(The task): Reproduce each line below without any alteration.

[Opening Provided information section]

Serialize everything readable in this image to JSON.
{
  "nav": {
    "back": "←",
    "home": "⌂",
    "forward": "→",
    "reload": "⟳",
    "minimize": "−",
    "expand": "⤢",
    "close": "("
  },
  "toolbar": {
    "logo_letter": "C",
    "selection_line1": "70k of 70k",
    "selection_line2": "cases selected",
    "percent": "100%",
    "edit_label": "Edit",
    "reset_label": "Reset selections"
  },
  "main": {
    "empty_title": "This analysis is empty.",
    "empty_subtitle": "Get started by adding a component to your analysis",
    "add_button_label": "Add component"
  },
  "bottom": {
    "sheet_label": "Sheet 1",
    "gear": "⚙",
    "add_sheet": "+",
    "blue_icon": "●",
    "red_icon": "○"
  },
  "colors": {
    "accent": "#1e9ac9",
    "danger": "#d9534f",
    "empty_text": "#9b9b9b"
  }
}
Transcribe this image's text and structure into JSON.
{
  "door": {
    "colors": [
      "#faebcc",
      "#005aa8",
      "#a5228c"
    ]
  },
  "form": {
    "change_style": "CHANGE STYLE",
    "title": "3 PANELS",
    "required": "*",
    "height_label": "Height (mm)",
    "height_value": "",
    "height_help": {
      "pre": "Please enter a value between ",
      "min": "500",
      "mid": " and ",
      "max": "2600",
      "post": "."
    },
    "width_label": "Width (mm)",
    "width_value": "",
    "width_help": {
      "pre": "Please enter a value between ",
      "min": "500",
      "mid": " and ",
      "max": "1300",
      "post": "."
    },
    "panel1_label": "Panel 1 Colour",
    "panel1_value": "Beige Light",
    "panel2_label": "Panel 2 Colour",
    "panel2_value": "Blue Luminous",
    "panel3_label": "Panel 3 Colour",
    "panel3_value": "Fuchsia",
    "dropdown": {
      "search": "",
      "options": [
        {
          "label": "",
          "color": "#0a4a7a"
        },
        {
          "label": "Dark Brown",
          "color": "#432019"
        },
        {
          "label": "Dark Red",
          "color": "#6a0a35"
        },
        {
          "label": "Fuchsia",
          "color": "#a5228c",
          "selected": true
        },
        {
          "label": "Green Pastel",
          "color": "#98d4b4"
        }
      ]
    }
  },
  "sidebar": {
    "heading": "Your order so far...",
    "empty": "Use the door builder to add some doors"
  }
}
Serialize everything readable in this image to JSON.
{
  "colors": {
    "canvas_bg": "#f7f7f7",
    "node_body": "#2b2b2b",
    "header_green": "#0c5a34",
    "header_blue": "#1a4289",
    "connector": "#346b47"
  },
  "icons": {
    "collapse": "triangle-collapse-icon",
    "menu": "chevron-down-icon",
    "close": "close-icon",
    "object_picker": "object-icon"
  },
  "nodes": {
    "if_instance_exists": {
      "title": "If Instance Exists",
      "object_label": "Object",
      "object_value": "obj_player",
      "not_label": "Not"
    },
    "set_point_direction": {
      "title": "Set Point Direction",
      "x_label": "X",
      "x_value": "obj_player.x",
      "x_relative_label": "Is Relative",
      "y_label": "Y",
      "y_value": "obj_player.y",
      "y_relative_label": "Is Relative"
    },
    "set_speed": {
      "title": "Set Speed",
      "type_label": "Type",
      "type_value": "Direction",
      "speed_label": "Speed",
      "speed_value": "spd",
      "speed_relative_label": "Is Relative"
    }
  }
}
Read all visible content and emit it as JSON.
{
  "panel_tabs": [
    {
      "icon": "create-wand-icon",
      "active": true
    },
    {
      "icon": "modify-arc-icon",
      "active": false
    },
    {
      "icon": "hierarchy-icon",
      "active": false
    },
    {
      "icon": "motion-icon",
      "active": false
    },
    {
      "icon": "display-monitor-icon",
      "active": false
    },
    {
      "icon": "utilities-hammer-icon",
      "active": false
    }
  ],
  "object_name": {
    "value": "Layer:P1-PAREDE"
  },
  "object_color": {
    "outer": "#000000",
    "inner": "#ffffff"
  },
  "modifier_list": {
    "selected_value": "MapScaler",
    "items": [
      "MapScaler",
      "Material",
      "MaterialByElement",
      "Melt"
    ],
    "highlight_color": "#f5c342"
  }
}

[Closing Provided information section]

(Completed exercise):
Serialize everything readable in this image to JSON.
{
  "nav": {
    "back": "←",
    "home": "⌂",
    "forward": "→",
    "reload": "⟳",
    "minimize": "−",
    "expand": "⤢",
    "close": "("
  },
  "toolbar": {
    "logo_letter": "C",
    "selection_line1": "70k of 70k",
    "selection_line2": "cases selected",
    "percent": "100%",
    "edit_label": "Edit",
    "reset_label": "Reset selections"
  },
  "main": {
    "empty_title": "This analysis is empty.",
    "empty_subtitle": "Get started by adding a component to your analysis",
    "add_button_label": "Add component"
  },
  "bottom": {
    "sheet_label": "Sheet 1",
    "gear": "⚙",
    "add_sheet": "+",
    "blue_icon": "●",
    "red_icon": "○"
  },
  "colors": {
    "accent": "#1e9ac9",
    "danger": "#d9534f",
    "empty_text": "#9b9b9b"
  }
}
Transcribe this image's text and structure into JSON.
{
  "door": {
    "colors": [
      "#faebcc",
      "#005aa8",
      "#a5228c"
    ]
  },
  "form": {
    "change_style": "CHANGE STYLE",
    "title": "3 PANELS",
    "required": "*",
    "height_label": "Height (mm)",
    "height_value": "",
    "height_help": {
      "pre": "Please enter a value between ",
      "min": "500",
      "mid": " and ",
      "max": "2600",
      "post": "."
    },
    "width_label": "Width (mm)",
    "width_value": "",
    "width_help": {
      "pre": "Please enter a value between ",
      "min": "500",
      "mid": " and ",
      "max": "1300",
      "post": "."
    },
    "panel1_label": "Panel 1 Colour",
    "panel1_value": "Beige Light",
    "panel2_label": "Panel 2 Colour",
    "panel2_value": "Blue Luminous",
    "panel3_label": "Panel 3 Colour",
    "panel3_value": "Fuchsia",
    "dropdown": {
      "search": "",
      "options": [
        {
          "label": "",
          "color": "#0a4a7a"
        },
        {
          "label": "Dark Brown",
          "color": "#432019"
        },
        {
          "label": "Dark Red",
          "color": "#6a0a35"
        },
        {
          "label": "Fuchsia",
          "color": "#a5228c",
          "selected": true
        },
        {
          "label": "Green Pastel",
          "color": "#98d4b4"
        }
      ]
    }
  },
  "sidebar": {
    "heading": "Your order so far...",
    "empty": "Use the door builder to add some doors"
  }
}
Serialize everything readable in this image to JSON.
{
  "colors": {
    "canvas_bg": "#f7f7f7",
    "node_body": "#2b2b2b",
    "header_green": "#0c5a34",
    "header_blue": "#1a4289",
    "connector": "#346b47"
  },
  "icons": {
    "collapse": "triangle-collapse-icon",
    "menu": "chevron-down-icon",
    "close": "close-icon",
    "object_picker": "object-icon"
  },
  "nodes": {
    "if_instance_exists": {
      "title": "If Instance Exists",
      "object_label": "Object",
      "object_value": "obj_player",
      "not_label": "Not"
    },
    "set_point_direction": {
      "title": "Set Point Direction",
      "x_label": "X",
      "x_value": "obj_player.x",
      "x_relative_label": "Is Relative",
      "y_label": "Y",
      "y_value": "obj_player.y",
      "y_relative_label": "Is Relative"
    },
    "set_speed": {
      "title": "Set Speed",
      "type_label": "Type",
      "type_value": "Direction",
      "speed_label": "Speed",
      "speed_value": "spd",
      "speed_relative_label": "Is Relative"
    }
  }
}
Read all visible content and emit it as JSON.
{
  "panel_tabs": [
    {
      "icon": "create-wand-icon",
      "active": true
    },
    {
      "icon": "modify-arc-icon",
      "active": false
    },
    {
      "icon": "hierarchy-icon",
      "active": false
    },
    {
      "icon": "motion-icon",
      "active": false
    },
    {
      "icon": "display-monitor-icon",
      "active": false
    },
    {
      "icon": "utilities-hammer-icon",
      "active": false
    }
  ],
  "object_name": {
    "value": "Layer:P1-PAREDE"
  },
  "object_color": {
    "outer": "#000000",
    "inner": "#ffffff"
  },
  "modifier_list": {
    "selected_value": "MapScaler",
    "items": [
      "MapScaler",
      "Material",
      "MaterialByElement",
      "Melt"
    ],
    "highlight_color": "#f5c342"
  }
}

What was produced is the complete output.